I heard this quote at the recent Redgate Summit: "If I drop my laptop in water, I can get everything back." The context of the quote is that all your work, your IP, your code, etc. is saved in some common or duplicate location. Everything essentially has a backup.
I learned the lesson early in my career that keeping one copy around of things was bad. On an old Apple II, I formatted the wrong disk numerous times, necessitating me recreating homework multiple times on a very tight schedule. Over the years, I often made sure I had some backup service, but things really changed for me about ten years ago.
I had a laptop die on me while on the road. I had copies of things in different places, and a backup service, but I had to buy a new machine and get things set up quickly. It was a pain, but I started to adopt the DevOps idea of improving my system and learning what worked. Today's cloud services, as well as package managers (Chocolatey) helped me. A few years ago my laptop blue screened and I had to reformat the drive and rebuild everything for a presentation the next day.
It took my about 3 hours, thanks to code, documents, and more stored and available in different services. These days, I think I was up and running on a new laptop in tens of minutes, and had most of my bits available in Explorer or inside an application in a little over an hour.

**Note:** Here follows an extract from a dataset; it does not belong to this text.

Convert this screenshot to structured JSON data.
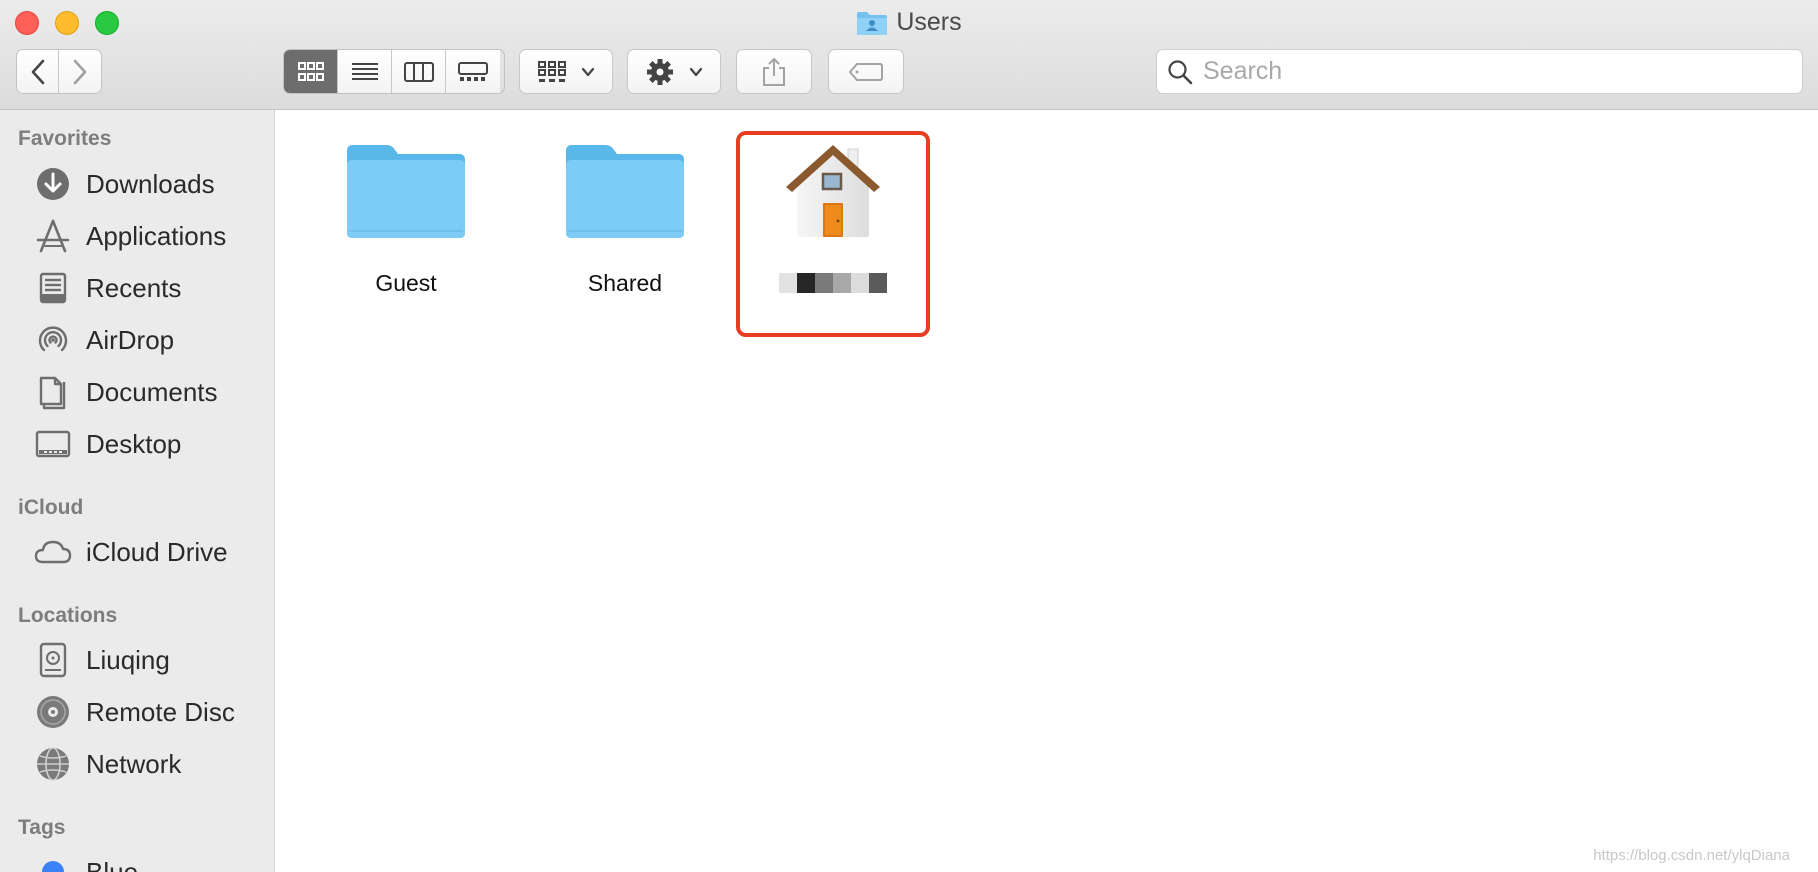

These are great habits to ensure I can continue to work, and good for home where I don't want to lose photos or other digital assets. These are also good ideas for shared work inside an organization, whether on workstations or servers. Don't operate without a way to rebuild systems, including configuration and data, if something fails. Cultivate cattle, not pets, as the DevOps people say.